* Instructions for the task
Take the records below and write them out again exactly.
--- Material supplied ---
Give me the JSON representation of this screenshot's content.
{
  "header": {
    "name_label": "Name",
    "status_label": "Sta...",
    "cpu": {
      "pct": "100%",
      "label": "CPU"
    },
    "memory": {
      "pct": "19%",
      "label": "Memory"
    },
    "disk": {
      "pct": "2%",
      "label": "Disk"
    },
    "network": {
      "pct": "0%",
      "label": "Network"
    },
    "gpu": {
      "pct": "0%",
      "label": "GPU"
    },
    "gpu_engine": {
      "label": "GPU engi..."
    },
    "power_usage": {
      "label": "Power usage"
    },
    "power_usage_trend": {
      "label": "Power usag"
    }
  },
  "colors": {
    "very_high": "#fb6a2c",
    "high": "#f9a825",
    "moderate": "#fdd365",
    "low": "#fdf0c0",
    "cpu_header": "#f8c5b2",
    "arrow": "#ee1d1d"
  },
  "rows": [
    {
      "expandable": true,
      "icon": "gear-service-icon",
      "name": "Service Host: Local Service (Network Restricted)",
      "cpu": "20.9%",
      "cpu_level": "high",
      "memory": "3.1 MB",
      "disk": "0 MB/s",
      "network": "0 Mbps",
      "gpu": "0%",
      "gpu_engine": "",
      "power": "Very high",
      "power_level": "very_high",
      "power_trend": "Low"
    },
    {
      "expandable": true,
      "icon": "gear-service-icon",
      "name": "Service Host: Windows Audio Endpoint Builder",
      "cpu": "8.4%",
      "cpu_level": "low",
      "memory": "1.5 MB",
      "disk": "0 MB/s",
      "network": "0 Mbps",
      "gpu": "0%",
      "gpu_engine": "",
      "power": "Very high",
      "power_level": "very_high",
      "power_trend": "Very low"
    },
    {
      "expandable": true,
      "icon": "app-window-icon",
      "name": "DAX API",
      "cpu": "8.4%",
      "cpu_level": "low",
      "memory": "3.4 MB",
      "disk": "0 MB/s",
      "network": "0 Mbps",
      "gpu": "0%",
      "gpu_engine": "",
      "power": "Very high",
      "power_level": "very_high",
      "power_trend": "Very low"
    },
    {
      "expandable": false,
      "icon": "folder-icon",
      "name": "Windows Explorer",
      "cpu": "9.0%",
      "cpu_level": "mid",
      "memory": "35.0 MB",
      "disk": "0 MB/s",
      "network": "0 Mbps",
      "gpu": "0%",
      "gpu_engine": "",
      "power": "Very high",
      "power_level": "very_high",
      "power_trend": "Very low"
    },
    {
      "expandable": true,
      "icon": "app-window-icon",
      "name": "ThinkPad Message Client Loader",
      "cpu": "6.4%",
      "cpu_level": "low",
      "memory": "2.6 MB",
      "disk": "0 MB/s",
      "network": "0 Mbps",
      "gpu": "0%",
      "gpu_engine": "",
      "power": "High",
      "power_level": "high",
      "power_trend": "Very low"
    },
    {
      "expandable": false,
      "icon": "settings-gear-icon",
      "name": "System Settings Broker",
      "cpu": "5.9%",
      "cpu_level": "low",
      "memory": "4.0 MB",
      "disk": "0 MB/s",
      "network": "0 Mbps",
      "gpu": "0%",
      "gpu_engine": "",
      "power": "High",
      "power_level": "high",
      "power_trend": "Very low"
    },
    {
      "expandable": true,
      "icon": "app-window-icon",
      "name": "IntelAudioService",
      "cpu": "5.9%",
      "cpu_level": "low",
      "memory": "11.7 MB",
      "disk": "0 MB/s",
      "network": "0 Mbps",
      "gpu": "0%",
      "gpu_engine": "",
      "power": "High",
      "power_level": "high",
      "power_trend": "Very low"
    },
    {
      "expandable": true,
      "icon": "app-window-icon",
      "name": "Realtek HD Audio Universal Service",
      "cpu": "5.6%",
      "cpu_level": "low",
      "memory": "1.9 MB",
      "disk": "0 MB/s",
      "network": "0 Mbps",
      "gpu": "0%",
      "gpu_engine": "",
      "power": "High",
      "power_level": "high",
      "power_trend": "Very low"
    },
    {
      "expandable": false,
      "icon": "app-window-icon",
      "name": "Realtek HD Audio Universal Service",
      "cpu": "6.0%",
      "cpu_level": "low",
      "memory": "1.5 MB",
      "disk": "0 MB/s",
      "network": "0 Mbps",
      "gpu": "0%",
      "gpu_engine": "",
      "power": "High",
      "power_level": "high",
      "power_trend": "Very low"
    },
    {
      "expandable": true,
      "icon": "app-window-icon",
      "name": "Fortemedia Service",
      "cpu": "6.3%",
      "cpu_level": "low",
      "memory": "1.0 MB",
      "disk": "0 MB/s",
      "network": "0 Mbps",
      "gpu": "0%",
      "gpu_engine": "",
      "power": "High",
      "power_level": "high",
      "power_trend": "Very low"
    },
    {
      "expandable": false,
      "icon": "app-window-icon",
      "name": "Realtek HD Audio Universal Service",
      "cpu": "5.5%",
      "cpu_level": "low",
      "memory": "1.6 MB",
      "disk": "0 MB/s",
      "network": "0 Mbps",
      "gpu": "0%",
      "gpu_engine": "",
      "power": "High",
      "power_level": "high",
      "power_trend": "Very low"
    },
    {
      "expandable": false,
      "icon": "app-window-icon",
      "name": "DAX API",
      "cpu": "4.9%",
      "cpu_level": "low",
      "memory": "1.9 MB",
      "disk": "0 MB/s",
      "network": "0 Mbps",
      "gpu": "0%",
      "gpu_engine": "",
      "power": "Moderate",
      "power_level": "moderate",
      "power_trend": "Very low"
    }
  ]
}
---
* Response area
Give me the JSON representation of this screenshot's content.
{
  "header": {
    "name_label": "Name",
    "status_label": "Sta...",
    "cpu": {
      "pct": "100%",
      "label": "CPU"
    },
    "memory": {
      "pct": "19%",
      "label": "Memory"
    },
    "disk": {
      "pct": "2%",
      "label": "Disk"
    },
    "network": {
      "pct": "0%",
      "label": "Network"
    },
    "gpu": {
      "pct": "0%",
      "label": "GPU"
    },
    "gpu_engine": {
      "label": "GPU engi..."
    },
    "power_usage": {
      "label": "Power usage"
    },
    "power_usage_trend": {
      "label": "Power usag"
    }
  },
  "colors": {
    "very_high": "#fb6a2c",
    "high": "#f9a825",
    "moderate": "#fdd365",
    "low": "#fdf0c0",
    "cpu_header": "#f8c5b2",
    "arrow": "#ee1d1d"
  },
  "rows": [
    {
      "expandable": true,
      "icon": "gear-service-icon",
      "name": "Service Host: Local Service (Network Restricted)",
      "cpu": "20.9%",
      "cpu_level": "high",
      "memory": "3.1 MB",
      "disk": "0 MB/s",
      "network": "0 Mbps",
      "gpu": "0%",
      "gpu_engine": "",
      "power": "Very high",
      "power_level": "very_high",
      "power_trend": "Low"
    },
    {
      "expandable": true,
      "icon": "gear-service-icon",
      "name": "Service Host: Windows Audio Endpoint Builder",
      "cpu": "8.4%",
      "cpu_level": "low",
      "memory": "1.5 MB",
      "disk": "0 MB/s",
      "network": "0 Mbps",
      "gpu": "0%",
      "gpu_engine": "",
      "power": "Very high",
      "power_level": "very_high",
      "power_trend": "Very low"
    },
    {
      "expandable": true,
      "icon": "app-window-icon",
      "name": "DAX API",
      "cpu": "8.4%",
      "cpu_level": "low",
      "memory": "3.4 MB",
      "disk": "0 MB/s",
      "network": "0 Mbps",
      "gpu": "0%",
      "gpu_engine": "",
      "power": "Very high",
      "power_level": "very_high",
      "power_trend": "Very low"
    },
    {
      "expandable": false,
      "icon": "folder-icon",
      "name": "Windows Explorer",
      "cpu": "9.0%",
      "cpu_level": "mid",
      "memory": "35.0 MB",
      "disk": "0 MB/s",
      "network": "0 Mbps",
      "gpu": "0%",
      "gpu_engine": "",
      "power": "Very high",
      "power_level": "very_high",
      "power_trend": "Very low"
    },
    {
      "expandable": true,
      "icon": "app-window-icon",
      "name": "ThinkPad Message Client Loader",
      "cpu": "6.4%",
      "cpu_level": "low",
      "memory": "2.6 MB",
      "disk": "0 MB/s",
      "network": "0 Mbps",
      "gpu": "0%",
      "gpu_engine": "",
      "power": "High",
      "power_level": "high",
      "power_trend": "Very low"
    },
    {
      "expandable": false,
      "icon": "settings-gear-icon",
      "name": "System Settings Broker",
      "cpu": "5.9%",
      "cpu_level": "low",
      "memory": "4.0 MB",
      "disk": "0 MB/s",
      "network": "0 Mbps",
      "gpu": "0%",
      "gpu_engine": "",
      "power": "High",
      "power_level": "high",
      "power_trend": "Very low"
    },
    {
      "expandable": true,
      "icon": "app-window-icon",
      "name": "IntelAudioService",
      "cpu": "5.9%",
      "cpu_level": "low",
      "memory": "11.7 MB",
      "disk": "0 MB/s",
      "network": "0 Mbps",
      "gpu": "0%",
      "gpu_engine": "",
      "power": "High",
      "power_level": "high",
      "power_trend": "Very low"
    },
    {
      "expandable": true,
      "icon": "app-window-icon",
      "name": "Realtek HD Audio Universal Service",
      "cpu": "5.6%",
      "cpu_level": "low",
      "memory": "1.9 MB",
      "disk": "0 MB/s",
      "network": "0 Mbps",
      "gpu": "0%",
      "gpu_engine": "",
      "power": "High",
      "power_level": "high",
      "power_trend": "Very low"
    },
    {
      "expandable": false,
      "icon": "app-window-icon",
      "name": "Realtek HD Audio Universal Service",
      "cpu": "6.0%",
      "cpu_level": "low",
      "memory": "1.5 MB",
      "disk": "0 MB/s",
      "network": "0 Mbps",
      "gpu": "0%",
      "gpu_engine": "",
      "power": "High",
      "power_level": "high",
      "power_trend": "Very low"
    },
    {
      "expandable": true,
      "icon": "app-window-icon",
      "name": "Fortemedia Service",
      "cpu": "6.3%",
      "cpu_level": "low",
      "memory": "1.0 MB",
      "disk": "0 MB/s",
      "network": "0 Mbps",
      "gpu": "0%",
      "gpu_engine": "",
      "power": "High",
      "power_level": "high",
      "power_trend": "Very low"
    },
    {
      "expandable": false,
      "icon": "app-window-icon",
      "name": "Realtek HD Audio Universal Service",
      "cpu": "5.5%",
      "cpu_level": "low",
      "memory": "1.6 MB",
      "disk": "0 MB/s",
      "network": "0 Mbps",
      "gpu": "0%",
      "gpu_engine": "",
      "power": "High",
      "power_level": "high",
      "power_trend": "Very low"
    },
    {
      "expandable": false,
      "icon": "app-window-icon",
      "name": "DAX API",
      "cpu": "4.9%",
      "cpu_level": "low",
      "memory": "1.9 MB",
      "disk": "0 MB/s",
      "network": "0 Mbps",
      "gpu": "0%",
      "gpu_engine": "",
      "power": "Moderate",
      "power_level": "moderate",
      "power_trend": "Very low"
    }
  ]
}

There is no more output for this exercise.